Power BI is a great tool for creating data mashups and great visualizations. There are a lot of posts on how and why to use Power BI for these tasks, including mine. After working with a number of clients on how to make implement Power BI in their data environments, I thought it might be helpful to talk about how Power BI works internally to provide guidance to determine how best to implement it. One of Power BI’s big strengths is the ability to bring data in from a lot of different sources and put them together into a single data model. Power Pivot in Excel and Power BI Desktop in the Relationship’s page both allow you to create data models. Power BI on the web, does not, as of this writing allow the ability to create data models from multiple sources. Power BI is able to handle a large amount of data to be stored within it using the Vertipaq engine which compresses the data and loads it in memory. How much data? Well that has to do with how much memory you have.
Having 8 GB of Memory on a 32 bit Operating System is Worthless
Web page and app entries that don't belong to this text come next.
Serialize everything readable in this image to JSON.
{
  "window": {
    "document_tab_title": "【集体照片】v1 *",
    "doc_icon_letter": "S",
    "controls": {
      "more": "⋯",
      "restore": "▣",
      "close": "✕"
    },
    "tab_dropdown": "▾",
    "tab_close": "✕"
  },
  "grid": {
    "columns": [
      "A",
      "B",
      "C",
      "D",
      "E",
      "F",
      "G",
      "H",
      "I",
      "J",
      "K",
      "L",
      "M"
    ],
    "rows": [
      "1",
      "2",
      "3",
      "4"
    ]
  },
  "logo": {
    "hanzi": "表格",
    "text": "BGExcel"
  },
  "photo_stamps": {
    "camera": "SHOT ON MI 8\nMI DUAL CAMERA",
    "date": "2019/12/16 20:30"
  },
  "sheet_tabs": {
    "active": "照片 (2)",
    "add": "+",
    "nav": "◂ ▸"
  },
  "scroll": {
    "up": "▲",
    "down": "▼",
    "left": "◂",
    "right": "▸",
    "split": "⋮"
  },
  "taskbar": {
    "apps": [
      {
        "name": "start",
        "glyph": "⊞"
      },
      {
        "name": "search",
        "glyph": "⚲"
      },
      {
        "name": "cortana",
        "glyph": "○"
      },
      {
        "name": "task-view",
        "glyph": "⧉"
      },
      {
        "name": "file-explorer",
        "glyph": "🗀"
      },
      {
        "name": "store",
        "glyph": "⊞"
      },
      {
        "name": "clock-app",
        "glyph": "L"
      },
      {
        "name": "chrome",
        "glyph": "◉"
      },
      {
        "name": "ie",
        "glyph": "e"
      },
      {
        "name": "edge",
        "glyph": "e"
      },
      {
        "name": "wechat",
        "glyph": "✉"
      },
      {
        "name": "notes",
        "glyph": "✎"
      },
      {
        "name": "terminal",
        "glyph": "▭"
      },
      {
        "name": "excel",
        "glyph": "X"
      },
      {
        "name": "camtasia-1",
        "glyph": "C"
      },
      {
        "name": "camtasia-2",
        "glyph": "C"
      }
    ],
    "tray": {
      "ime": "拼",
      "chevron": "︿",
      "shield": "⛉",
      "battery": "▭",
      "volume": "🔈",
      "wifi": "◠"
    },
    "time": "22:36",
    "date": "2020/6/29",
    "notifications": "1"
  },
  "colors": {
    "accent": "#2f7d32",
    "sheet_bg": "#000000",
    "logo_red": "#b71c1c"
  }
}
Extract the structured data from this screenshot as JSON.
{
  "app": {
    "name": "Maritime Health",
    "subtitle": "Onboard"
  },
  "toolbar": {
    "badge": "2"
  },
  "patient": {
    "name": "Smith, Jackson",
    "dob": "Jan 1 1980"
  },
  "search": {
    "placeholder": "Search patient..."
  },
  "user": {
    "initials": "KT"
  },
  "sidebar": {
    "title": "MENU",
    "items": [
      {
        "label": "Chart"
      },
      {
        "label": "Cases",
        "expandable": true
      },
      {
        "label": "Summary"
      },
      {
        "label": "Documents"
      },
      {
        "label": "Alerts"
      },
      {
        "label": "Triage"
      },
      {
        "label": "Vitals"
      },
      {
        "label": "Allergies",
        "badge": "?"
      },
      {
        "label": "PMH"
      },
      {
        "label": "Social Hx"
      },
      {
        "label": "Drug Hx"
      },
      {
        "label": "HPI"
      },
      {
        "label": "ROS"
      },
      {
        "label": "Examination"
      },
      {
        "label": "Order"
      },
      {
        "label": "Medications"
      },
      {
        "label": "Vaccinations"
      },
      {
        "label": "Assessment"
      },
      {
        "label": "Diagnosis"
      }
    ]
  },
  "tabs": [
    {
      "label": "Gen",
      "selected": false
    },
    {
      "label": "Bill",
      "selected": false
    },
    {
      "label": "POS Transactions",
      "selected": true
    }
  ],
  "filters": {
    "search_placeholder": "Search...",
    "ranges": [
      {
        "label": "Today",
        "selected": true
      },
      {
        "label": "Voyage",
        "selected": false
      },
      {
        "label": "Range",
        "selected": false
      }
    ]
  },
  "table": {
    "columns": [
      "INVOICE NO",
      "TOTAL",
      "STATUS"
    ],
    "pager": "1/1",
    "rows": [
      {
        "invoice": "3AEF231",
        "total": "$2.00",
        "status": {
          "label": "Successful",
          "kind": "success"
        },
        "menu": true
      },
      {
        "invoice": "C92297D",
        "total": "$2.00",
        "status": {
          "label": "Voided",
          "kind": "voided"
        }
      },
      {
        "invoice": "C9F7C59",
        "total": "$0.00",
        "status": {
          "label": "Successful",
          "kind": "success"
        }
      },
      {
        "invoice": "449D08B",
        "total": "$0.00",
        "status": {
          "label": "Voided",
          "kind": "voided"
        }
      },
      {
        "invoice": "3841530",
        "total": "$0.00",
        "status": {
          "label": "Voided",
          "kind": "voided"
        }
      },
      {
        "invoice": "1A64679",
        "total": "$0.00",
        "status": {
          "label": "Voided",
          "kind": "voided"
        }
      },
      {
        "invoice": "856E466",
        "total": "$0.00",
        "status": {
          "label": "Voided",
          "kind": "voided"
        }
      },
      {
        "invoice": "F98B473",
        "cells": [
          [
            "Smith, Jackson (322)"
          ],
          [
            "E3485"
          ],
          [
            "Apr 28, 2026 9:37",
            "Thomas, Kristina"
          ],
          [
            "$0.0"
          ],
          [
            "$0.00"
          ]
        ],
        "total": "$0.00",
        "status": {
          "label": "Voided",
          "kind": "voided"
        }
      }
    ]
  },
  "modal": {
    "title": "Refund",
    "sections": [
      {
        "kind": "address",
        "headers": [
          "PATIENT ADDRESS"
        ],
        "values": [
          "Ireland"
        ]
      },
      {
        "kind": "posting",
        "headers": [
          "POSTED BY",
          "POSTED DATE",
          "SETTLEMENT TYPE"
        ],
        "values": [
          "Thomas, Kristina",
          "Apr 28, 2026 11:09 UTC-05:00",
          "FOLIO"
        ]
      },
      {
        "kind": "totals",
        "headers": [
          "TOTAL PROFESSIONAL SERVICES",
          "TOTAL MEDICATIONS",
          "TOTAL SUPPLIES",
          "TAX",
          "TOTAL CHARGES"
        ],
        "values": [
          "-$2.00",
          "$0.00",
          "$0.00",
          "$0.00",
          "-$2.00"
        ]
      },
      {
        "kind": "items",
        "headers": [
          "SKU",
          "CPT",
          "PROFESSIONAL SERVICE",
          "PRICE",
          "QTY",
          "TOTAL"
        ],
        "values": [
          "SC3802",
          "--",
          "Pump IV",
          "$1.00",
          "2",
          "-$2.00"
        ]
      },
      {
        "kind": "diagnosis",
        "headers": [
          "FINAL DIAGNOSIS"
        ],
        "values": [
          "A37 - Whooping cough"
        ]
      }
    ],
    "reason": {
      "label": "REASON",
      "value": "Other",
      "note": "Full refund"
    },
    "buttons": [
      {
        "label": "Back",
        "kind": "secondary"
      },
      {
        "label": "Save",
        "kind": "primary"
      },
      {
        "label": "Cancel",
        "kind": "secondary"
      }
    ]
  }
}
Recently I was working at a client who wanted to load five year’s worth of operating information into Power BI. He knew that Power BI needs a lot of RAM, so he requisitioned 8 GB of RAM for his laptop so he would be able to load this much data. However, his IT department had a policy of only installing 32 bit operating systems on the computers. When 64 bit operating systems first became available, often times the computer bios or the mother board wouldn’t support it. Until very recently, outside of developers, most people didn’t have a business reason for 64 bit operating system to do their job.
Power BI will use all the memory you have available. What is available? Here’s some math to explain how much memory is available. A 32 bit Windows operating system can assess 2 32 = 4GB of RAM, and you don’t even get all of that as the system uses some of it. This math applies if a 32 bit version of Office 2013 is installed onto a 64 bit version of the operating system. The client couldn’t load five years of operational data into Excel because he didn’t have enough addressable memory, since with a 32 bit operating system he had 4 GB of RAM he can use, period.
Reasons for Data Modeling in Excel Power Pivot
Power BI is a great tool, but it is not the only tool. If you want to load up years of data into your model, at some point, even if you have a 64 bit OS and 32 GB of RAM, eventually you will run out of memory. Well then what do you do? If you have developed your data model in Excel, no problem you can upgrade it to Analysis Services Tabular. Visual studio has a tool to make migrating to Analysis Services Tabular easy to do. I find Power Pivot model to be one of the best ways to get started on creating a Tabular Model as you can test out your data modeling concepts very quickly. If you have developed your data model in Power BI Desktop, as of this writing there is no way to migrate directly to Analysis Services Tabular. If you are familiar with Power BI, you may be pleasantly surprised at how similar Analysis Service Tabular is. Along with improved performance accessing the data, there are a number of security features which are not available in Power BI in Analysis Services Tabular. With Power BI, you can create a corporate solution from a desktop application, which is one of the neatest things about Power BI.
Data aficionado et SQL Raconteur